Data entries
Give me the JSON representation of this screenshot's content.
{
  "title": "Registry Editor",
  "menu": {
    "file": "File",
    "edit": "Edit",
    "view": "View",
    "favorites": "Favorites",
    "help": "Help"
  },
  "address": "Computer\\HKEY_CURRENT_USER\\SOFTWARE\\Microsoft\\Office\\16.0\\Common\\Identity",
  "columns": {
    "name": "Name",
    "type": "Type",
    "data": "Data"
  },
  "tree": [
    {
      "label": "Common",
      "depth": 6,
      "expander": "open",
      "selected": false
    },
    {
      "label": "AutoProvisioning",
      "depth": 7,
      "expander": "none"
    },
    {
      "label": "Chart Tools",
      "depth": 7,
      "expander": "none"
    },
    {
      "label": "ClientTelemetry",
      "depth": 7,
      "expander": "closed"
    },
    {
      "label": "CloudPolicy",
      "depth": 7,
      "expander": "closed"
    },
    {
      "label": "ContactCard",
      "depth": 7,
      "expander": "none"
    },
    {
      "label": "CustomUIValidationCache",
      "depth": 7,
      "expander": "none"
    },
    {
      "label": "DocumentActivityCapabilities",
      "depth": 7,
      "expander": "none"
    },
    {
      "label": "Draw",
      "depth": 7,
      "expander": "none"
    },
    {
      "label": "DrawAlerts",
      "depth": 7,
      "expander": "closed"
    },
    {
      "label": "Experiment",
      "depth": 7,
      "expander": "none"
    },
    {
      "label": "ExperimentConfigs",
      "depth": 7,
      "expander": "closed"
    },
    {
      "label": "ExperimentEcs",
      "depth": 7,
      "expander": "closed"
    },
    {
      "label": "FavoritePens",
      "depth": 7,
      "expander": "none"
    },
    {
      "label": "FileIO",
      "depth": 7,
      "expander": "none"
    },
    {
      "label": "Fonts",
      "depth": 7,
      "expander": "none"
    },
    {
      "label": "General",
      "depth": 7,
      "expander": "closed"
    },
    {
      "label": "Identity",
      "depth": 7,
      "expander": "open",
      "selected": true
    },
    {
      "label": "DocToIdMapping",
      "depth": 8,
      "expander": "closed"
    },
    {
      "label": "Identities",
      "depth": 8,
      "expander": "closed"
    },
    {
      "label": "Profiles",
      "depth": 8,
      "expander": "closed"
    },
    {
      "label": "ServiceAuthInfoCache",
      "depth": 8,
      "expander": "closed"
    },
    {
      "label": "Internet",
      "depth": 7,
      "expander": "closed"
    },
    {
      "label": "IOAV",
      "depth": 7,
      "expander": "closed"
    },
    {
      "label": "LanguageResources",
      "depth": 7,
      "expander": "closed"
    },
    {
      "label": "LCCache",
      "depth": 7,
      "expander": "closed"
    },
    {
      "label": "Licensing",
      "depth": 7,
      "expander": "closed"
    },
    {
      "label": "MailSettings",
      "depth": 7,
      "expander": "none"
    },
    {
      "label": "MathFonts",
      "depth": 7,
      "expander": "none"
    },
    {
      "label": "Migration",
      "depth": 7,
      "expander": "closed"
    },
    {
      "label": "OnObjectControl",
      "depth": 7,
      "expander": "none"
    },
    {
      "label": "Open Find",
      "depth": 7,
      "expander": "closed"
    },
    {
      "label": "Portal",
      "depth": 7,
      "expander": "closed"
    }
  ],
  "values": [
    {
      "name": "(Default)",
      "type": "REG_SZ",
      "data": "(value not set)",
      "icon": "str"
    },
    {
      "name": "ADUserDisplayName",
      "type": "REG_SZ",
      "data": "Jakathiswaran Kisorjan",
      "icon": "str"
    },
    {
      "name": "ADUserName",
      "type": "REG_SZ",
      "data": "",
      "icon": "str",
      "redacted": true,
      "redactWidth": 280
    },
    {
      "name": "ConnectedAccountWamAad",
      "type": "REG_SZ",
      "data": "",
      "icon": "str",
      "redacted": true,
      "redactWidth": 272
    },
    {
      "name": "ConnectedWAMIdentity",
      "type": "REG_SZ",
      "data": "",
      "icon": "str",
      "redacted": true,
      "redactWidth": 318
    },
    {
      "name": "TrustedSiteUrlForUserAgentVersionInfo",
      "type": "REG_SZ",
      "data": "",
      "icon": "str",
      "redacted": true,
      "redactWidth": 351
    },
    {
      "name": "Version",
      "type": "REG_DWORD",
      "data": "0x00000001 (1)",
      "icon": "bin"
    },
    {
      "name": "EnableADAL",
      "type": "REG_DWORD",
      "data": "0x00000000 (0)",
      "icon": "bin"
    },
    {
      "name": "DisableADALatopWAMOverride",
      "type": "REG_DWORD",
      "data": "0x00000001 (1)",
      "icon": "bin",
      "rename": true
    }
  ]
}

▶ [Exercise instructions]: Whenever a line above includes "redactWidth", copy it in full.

▶ [Your response]:
      "redactWidth": 280
      "redactWidth": 272
      "redactWidth": 318
      "redactWidth": 351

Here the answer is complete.